> [What you have to do] Return the entries below verbatim. Pictures stay out.

> [Records for this exercise]

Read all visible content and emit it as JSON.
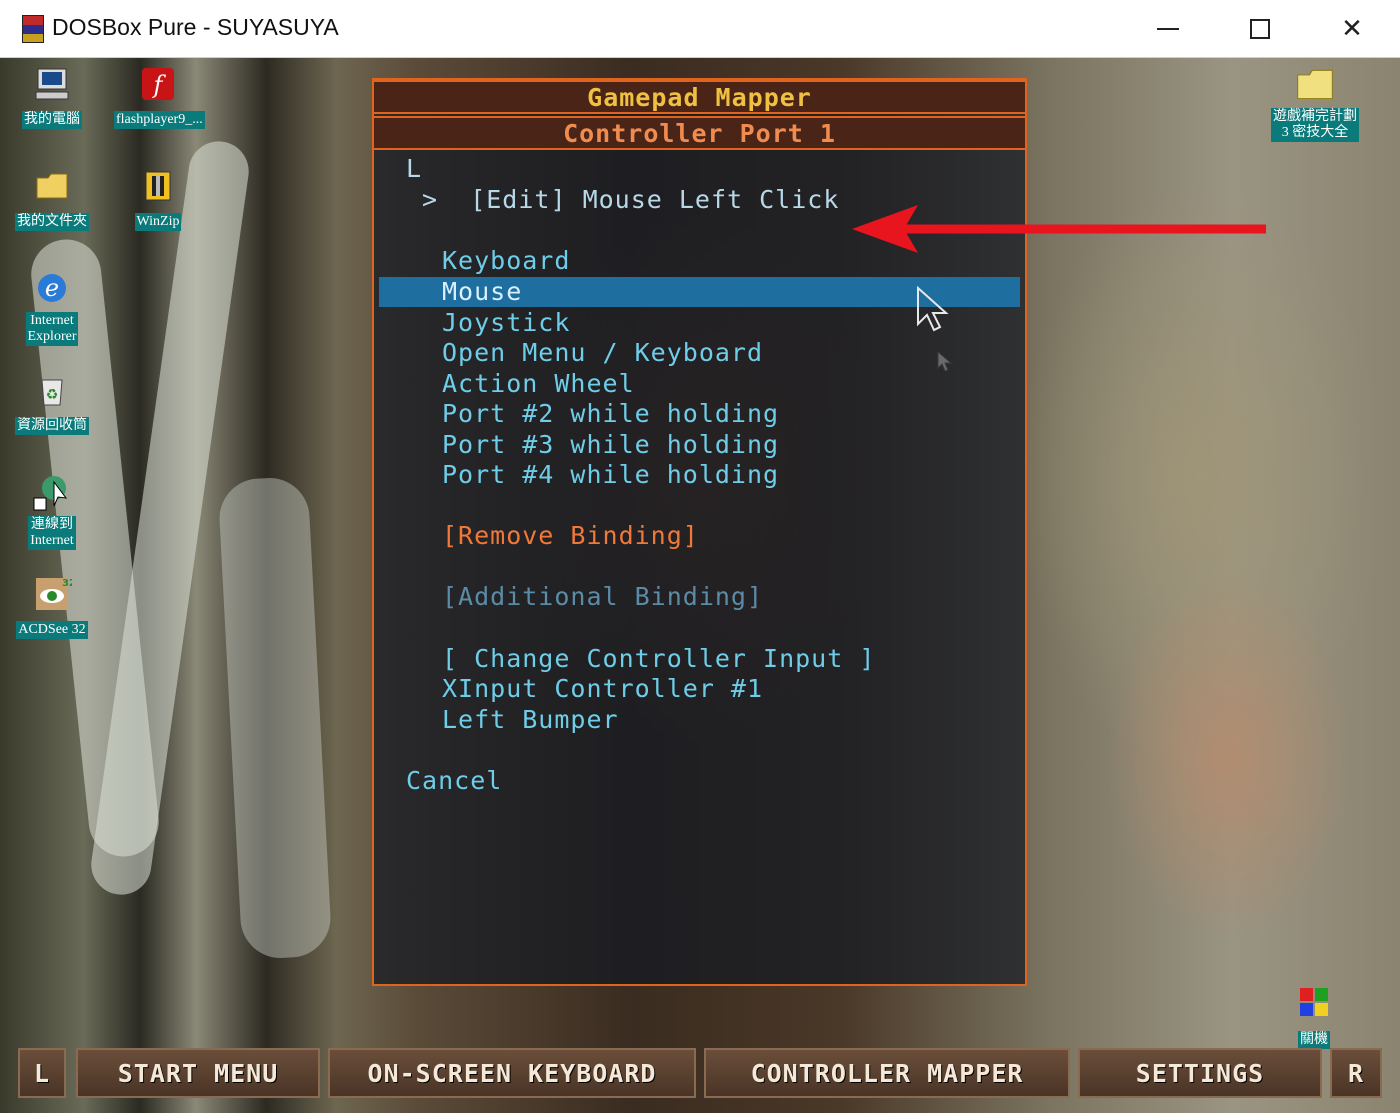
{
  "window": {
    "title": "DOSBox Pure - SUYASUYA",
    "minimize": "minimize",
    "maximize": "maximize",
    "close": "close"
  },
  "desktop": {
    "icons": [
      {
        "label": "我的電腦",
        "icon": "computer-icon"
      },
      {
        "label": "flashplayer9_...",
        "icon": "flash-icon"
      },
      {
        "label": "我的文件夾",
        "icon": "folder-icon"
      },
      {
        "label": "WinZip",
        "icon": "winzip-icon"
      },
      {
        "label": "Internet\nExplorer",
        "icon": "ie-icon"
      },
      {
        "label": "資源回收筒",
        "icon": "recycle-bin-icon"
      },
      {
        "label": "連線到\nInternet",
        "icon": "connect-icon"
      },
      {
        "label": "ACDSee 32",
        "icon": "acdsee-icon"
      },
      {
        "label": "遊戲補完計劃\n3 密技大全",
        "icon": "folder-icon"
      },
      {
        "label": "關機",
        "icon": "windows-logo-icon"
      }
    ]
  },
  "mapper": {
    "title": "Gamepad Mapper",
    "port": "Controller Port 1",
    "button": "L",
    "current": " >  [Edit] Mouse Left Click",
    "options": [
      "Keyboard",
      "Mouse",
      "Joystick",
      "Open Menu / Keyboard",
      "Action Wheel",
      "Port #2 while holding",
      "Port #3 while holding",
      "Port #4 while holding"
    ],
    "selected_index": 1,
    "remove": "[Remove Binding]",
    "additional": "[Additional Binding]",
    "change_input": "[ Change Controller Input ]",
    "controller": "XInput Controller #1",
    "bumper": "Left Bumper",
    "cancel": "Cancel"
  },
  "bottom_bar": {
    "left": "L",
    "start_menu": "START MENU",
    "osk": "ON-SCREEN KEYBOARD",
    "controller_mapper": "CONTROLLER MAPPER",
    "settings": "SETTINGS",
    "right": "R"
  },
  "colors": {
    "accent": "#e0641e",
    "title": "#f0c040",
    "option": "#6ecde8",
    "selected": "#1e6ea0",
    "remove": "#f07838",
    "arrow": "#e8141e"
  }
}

> [Expected answer]
Read all visible content and emit it as JSON.
{
  "window": {
    "title": "DOSBox Pure - SUYASUYA",
    "minimize": "minimize",
    "maximize": "maximize",
    "close": "close"
  },
  "desktop": {
    "icons": [
      {
        "label": "我的電腦",
        "icon": "computer-icon"
      },
      {
        "label": "flashplayer9_...",
        "icon": "flash-icon"
      },
      {
        "label": "我的文件夾",
        "icon": "folder-icon"
      },
      {
        "label": "WinZip",
        "icon": "winzip-icon"
      },
      {
        "label": "Internet\nExplorer",
        "icon": "ie-icon"
      },
      {
        "label": "資源回收筒",
        "icon": "recycle-bin-icon"
      },
      {
        "label": "連線到\nInternet",
        "icon": "connect-icon"
      },
      {
        "label": "ACDSee 32",
        "icon": "acdsee-icon"
      },
      {
        "label": "遊戲補完計劃\n3 密技大全",
        "icon": "folder-icon"
      },
      {
        "label": "關機",
        "icon": "windows-logo-icon"
      }
    ]
  },
  "mapper": {
    "title": "Gamepad Mapper",
    "port": "Controller Port 1",
    "button": "L",
    "current": " >  [Edit] Mouse Left Click",
    "options": [
      "Keyboard",
      "Mouse",
      "Joystick",
      "Open Menu / Keyboard",
      "Action Wheel",
      "Port #2 while holding",
      "Port #3 while holding",
      "Port #4 while holding"
    ],
    "selected_index": 1,
    "remove": "[Remove Binding]",
    "additional": "[Additional Binding]",
    "change_input": "[ Change Controller Input ]",
    "controller": "XInput Controller #1",
    "bumper": "Left Bumper",
    "cancel": "Cancel"
  },
  "bottom_bar": {
    "left": "L",
    "start_menu": "START MENU",
    "osk": "ON-SCREEN KEYBOARD",
    "controller_mapper": "CONTROLLER MAPPER",
    "settings": "SETTINGS",
    "right": "R"
  },
  "colors": {
    "accent": "#e0641e",
    "title": "#f0c040",
    "option": "#6ecde8",
    "selected": "#1e6ea0",
    "remove": "#f07838",
    "arrow": "#e8141e"
  }
}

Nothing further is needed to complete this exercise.